Provided entries:
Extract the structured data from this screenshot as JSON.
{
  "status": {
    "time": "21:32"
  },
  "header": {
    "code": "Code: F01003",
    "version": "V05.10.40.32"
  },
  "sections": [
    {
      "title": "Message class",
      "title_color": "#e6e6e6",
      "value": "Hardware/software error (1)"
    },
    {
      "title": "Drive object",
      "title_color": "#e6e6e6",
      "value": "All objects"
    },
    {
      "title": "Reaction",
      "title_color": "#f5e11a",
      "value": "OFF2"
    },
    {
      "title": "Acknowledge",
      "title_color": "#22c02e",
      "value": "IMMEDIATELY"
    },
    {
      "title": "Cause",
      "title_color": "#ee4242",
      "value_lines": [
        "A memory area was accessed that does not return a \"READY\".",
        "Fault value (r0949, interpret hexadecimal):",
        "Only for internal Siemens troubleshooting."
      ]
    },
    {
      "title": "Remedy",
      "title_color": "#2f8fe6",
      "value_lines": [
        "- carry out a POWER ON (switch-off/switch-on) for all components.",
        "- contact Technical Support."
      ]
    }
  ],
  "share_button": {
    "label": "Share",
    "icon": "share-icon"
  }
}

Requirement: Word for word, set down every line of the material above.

Task result:
Extract the structured data from this screenshot as JSON.
{
  "status": {
    "time": "21:32"
  },
  "header": {
    "code": "Code: F01003",
    "version": "V05.10.40.32"
  },
  "sections": [
    {
      "title": "Message class",
      "title_color": "#e6e6e6",
      "value": "Hardware/software error (1)"
    },
    {
      "title": "Drive object",
      "title_color": "#e6e6e6",
      "value": "All objects"
    },
    {
      "title": "Reaction",
      "title_color": "#f5e11a",
      "value": "OFF2"
    },
    {
      "title": "Acknowledge",
      "title_color": "#22c02e",
      "value": "IMMEDIATELY"
    },
    {
      "title": "Cause",
      "title_color": "#ee4242",
      "value_lines": [
        "A memory area was accessed that does not return a \"READY\".",
        "Fault value (r0949, interpret hexadecimal):",
        "Only for internal Siemens troubleshooting."
      ]
    },
    {
      "title": "Remedy",
      "title_color": "#2f8fe6",
      "value_lines": [
        "- carry out a POWER ON (switch-off/switch-on) for all components.",
        "- contact Technical Support."
      ]
    }
  ],
  "share_button": {
    "label": "Share",
    "icon": "share-icon"
  }
}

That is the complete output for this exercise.